Bell showed the sample to his collaborator Mauricio Barbi, a high-energy physicist at the University of Regina. Although physics may seem far removed paleontology, for Barbi the chance to do field work is the fulfillment of a childhood dream. He comes along to digs whenever he can, and he was just as excited by the skin as Bell. “I remember one of the technicians looking at us like we were crazy; we were laughing and talking about projects we could do with it,” says Barbi. One of the possibilities involves looking for melanosomes, small structures within cells that contain the pigment melanin. In recent years, paleontologists from Britain, China and the US have used scanning electron microscopes to analyse melanosomes found in preserved dinosaur feathers. By comparing their shape, size and distribution with those of modern birds, they’ve been able to make educated guesses about the colours of a few dinosaur species. Doing the same in skin would cross a new frontier. “It has never been done before,” says Barbi.
But before he starts looking for melanosomes, Barbi will leverage his knowledge of physics and the power of the Canadian Light Source to answer some much more fundamental questions. At CLS, powerful magnetic fields and microwave radiation are used to accelerate electrons to within a fraction of the speed of light, then suddenly shove them in a different direction. This change in momentum causes the electrons to give off intense beams of photons, light which can be used to probe the molecular and atomic content of samples, including dinosaur skin. “Depending on the wavelength that you use, you can see different things,” says Barbi. “You can take images, but also you can get information about the chemistry.”
One of Barbi’s techniques involves shining infrared light on the sample and detecting which frequencies are absorbed into the atomic bonds that make up its molecules. The technique — called infrared (IR) spectroscopy — allows Barbi to work out which chemical species are present in the fossil. For example, long-chain hydrocarbons might be left over from the breakdown of fats or oils in the skin. If he uses higher-energy light — x-rays for instance — Barbi can focus on individual atoms to find out precisely which elements are present: iron from blood, or calcium from bone. Techniques like these are commonly used in chemistry labs, but the ultra-bright, narrowly focused light from CLS allows Barbi to probe deeper into the sample, and to focus his attention on specific areas. “You can see differences between the skin, the bone and the surrounding sediment,” says Barbi. “You can map the sample down to the level of a micron.”
It will likely be months to years before the team has enough data to start speculating about the colours of dinosaur skin. But in the meantime, the experiments conducted at CLS can help answer other important questions, such as why this particular sample was so well-preserved. “Obviously skin is something that decays rapidly, so the fossilization must have been incredibly fast,” says Bell. “We suspect that in this case, bacteria and their by-products forced minerals to precipitate out from the surrounding environment before it had a chance to decompose.” If that’s true, it almost certainly means that many more samples of dino skin may be waiting in the cliffs near Grand Prairie. “We’re continually amazed at the discoveries that turn up,” says Bell. “I guess really it should come as no surprise when, in the future, someone is able to identify the colour in one of these animals.”

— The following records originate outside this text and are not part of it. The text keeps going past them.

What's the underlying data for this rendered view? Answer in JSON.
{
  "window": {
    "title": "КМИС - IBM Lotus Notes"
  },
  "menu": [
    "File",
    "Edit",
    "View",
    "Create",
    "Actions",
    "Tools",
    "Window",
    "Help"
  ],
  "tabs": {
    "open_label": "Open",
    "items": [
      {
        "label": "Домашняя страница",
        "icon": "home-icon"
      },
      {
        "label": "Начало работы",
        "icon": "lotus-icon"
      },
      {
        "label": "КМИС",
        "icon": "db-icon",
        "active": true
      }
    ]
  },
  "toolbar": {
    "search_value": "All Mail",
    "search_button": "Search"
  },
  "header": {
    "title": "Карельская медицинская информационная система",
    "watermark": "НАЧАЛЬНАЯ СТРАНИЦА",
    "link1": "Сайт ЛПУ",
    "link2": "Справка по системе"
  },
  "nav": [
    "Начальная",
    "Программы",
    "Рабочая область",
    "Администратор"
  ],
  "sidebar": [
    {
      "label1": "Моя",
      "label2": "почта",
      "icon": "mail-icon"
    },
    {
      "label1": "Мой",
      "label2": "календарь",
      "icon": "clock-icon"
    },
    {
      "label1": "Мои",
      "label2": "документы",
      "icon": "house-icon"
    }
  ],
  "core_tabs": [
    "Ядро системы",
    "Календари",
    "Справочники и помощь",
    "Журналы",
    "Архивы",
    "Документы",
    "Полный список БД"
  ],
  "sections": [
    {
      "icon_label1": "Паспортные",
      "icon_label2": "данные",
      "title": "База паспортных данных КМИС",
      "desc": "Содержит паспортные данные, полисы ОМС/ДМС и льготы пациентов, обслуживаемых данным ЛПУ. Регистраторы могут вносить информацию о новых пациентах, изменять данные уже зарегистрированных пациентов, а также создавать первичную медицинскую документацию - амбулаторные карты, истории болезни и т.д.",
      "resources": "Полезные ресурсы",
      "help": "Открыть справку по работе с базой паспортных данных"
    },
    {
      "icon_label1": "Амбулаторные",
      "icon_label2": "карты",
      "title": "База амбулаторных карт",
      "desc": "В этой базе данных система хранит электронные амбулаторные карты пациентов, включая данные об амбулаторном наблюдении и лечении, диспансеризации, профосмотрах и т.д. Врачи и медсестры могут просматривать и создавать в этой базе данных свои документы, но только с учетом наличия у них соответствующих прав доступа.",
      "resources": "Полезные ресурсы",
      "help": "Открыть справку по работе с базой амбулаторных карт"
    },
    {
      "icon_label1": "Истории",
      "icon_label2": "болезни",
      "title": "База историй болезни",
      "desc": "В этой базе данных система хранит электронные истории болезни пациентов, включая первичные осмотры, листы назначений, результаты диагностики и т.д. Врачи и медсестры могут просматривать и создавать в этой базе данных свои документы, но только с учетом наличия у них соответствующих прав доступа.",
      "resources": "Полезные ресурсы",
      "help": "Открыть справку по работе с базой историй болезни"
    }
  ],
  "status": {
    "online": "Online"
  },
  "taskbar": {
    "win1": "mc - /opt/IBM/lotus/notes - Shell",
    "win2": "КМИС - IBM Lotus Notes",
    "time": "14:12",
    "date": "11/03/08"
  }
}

Philip Bell also happens to be the head paleontologist for Canada’s newest dinosaur museum, currently under construction and scheduled to open in 2014. Find out more about the project at curriemuseum.ca.
Very interesting. I had never heard of the CLS.